Interface dataset entries:

============

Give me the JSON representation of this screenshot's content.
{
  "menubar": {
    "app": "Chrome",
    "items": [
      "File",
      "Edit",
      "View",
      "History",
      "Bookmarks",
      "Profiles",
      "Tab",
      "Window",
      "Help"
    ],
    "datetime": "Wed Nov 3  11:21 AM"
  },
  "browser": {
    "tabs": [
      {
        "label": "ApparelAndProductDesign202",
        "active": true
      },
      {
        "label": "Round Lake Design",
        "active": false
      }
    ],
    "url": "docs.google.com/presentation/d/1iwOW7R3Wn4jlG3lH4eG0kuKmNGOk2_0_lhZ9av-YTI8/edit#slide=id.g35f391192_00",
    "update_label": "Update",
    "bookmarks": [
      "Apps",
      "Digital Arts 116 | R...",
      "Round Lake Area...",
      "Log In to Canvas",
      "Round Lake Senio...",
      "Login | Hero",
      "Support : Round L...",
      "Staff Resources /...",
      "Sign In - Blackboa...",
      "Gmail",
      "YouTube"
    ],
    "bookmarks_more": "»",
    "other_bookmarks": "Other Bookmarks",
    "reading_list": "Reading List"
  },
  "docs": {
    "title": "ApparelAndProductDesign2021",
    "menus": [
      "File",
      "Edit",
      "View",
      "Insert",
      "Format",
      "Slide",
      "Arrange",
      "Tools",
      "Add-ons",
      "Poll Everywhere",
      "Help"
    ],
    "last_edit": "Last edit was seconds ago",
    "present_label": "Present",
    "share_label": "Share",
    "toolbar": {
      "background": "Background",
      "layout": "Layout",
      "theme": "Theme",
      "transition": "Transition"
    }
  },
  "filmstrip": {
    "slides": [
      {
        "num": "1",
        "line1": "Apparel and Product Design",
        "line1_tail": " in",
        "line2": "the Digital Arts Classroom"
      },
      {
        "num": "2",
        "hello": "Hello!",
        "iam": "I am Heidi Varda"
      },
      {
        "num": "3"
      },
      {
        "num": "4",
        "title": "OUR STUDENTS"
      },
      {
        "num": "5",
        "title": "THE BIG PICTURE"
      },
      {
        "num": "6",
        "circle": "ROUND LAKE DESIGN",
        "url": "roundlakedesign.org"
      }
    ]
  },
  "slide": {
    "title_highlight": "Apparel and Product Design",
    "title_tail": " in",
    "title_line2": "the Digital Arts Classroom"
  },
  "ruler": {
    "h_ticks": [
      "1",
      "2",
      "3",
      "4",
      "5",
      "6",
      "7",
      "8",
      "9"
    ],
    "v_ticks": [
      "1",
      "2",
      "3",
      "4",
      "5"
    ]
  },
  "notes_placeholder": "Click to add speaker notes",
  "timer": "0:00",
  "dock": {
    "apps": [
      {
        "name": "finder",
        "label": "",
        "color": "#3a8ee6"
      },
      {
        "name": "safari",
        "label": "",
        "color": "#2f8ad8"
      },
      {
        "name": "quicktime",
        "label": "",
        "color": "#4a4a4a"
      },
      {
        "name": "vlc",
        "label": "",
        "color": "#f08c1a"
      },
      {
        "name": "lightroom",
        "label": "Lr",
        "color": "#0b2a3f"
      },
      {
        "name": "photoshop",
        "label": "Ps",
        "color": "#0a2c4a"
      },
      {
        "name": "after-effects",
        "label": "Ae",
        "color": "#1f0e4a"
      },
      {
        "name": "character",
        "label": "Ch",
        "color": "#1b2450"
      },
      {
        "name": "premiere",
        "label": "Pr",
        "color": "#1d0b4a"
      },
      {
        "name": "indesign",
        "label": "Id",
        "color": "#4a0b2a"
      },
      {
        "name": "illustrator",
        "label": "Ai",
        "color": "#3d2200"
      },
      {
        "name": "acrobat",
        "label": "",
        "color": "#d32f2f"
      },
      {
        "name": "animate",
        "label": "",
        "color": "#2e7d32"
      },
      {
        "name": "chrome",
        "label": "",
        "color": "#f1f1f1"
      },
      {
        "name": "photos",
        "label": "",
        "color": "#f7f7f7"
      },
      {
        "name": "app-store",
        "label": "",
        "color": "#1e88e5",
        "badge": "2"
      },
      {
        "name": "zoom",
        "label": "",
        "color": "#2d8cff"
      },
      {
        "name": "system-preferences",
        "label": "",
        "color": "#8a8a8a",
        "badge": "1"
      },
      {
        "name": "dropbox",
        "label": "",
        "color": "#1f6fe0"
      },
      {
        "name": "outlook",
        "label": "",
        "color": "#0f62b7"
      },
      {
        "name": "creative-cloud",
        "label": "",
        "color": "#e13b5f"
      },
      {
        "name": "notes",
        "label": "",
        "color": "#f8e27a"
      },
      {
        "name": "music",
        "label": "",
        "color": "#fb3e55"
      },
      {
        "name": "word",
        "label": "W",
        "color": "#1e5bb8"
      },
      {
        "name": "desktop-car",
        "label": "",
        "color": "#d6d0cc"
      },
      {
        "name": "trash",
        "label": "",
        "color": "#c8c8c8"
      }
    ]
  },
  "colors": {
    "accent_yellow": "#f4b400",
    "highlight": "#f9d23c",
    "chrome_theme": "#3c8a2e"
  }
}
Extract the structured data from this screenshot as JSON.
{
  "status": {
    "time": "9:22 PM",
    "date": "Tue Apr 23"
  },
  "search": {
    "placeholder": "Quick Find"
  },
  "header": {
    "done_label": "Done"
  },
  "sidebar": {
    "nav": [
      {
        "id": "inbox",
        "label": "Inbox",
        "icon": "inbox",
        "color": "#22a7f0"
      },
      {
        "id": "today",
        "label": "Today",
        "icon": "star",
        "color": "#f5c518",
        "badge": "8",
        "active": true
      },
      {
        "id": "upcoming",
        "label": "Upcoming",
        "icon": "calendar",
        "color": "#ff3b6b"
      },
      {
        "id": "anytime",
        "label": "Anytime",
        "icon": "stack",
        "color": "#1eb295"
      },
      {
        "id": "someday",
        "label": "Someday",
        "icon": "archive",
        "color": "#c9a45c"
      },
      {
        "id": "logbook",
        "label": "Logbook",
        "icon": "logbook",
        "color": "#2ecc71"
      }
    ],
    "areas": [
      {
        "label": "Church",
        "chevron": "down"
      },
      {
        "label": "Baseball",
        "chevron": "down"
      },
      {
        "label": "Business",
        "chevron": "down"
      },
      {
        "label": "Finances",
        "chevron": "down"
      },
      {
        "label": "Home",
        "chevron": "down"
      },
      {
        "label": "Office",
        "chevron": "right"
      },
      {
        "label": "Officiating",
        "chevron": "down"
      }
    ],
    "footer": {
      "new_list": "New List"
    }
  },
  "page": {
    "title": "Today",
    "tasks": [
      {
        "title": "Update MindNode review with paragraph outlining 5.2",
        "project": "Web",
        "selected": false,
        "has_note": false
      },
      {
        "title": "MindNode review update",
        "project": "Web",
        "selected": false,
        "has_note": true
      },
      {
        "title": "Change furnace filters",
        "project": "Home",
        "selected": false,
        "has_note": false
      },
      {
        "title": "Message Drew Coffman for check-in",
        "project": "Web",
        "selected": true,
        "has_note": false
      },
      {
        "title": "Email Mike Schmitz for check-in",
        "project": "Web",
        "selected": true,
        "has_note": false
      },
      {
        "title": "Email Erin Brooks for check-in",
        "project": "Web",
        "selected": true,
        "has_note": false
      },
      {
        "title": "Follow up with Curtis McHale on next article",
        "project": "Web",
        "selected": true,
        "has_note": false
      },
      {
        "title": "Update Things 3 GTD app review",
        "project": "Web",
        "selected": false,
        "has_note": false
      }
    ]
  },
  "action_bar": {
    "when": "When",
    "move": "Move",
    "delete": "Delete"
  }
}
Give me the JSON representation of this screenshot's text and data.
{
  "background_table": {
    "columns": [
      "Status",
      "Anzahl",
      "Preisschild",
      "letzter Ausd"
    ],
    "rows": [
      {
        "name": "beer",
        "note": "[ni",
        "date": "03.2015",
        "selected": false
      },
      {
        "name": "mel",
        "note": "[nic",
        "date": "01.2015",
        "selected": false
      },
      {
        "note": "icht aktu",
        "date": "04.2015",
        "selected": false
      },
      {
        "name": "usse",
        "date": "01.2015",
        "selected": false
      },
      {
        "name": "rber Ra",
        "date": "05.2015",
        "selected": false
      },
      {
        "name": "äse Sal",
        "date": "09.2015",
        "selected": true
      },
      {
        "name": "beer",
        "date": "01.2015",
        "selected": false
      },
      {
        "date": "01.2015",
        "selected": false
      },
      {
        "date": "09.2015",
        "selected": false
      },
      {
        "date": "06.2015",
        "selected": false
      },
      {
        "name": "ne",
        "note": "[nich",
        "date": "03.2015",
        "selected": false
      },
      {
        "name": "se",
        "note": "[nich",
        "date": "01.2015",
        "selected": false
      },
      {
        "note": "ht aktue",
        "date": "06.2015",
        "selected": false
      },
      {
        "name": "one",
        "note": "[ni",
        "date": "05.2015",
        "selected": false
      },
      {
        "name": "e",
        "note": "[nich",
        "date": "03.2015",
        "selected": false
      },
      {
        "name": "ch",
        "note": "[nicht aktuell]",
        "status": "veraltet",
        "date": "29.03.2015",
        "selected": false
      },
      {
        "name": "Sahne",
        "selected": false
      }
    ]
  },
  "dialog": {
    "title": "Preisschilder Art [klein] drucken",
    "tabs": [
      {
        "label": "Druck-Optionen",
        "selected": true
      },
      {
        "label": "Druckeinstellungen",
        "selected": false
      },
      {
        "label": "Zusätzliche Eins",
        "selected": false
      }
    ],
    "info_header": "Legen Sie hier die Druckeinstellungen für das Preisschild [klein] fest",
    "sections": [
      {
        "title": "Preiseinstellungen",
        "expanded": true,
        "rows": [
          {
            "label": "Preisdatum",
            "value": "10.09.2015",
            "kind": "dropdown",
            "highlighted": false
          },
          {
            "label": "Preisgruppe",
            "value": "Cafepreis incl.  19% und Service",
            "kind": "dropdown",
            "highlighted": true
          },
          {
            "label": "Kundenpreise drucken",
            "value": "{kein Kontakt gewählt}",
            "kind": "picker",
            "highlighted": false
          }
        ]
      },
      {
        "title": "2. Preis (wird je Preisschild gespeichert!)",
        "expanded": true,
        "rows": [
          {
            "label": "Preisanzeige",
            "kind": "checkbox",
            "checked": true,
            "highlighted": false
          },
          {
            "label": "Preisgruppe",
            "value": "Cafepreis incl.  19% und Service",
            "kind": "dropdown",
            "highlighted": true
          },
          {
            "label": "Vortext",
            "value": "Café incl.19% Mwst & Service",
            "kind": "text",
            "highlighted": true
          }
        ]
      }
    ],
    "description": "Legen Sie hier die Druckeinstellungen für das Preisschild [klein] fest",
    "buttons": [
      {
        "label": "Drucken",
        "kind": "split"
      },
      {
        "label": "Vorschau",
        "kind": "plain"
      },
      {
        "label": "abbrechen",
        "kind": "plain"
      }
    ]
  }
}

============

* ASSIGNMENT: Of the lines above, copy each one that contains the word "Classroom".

* SOLVED PROBLEM:
        "line2": "the Digital Arts Classroom"
    "title_line2": "the Digital Arts Classroom"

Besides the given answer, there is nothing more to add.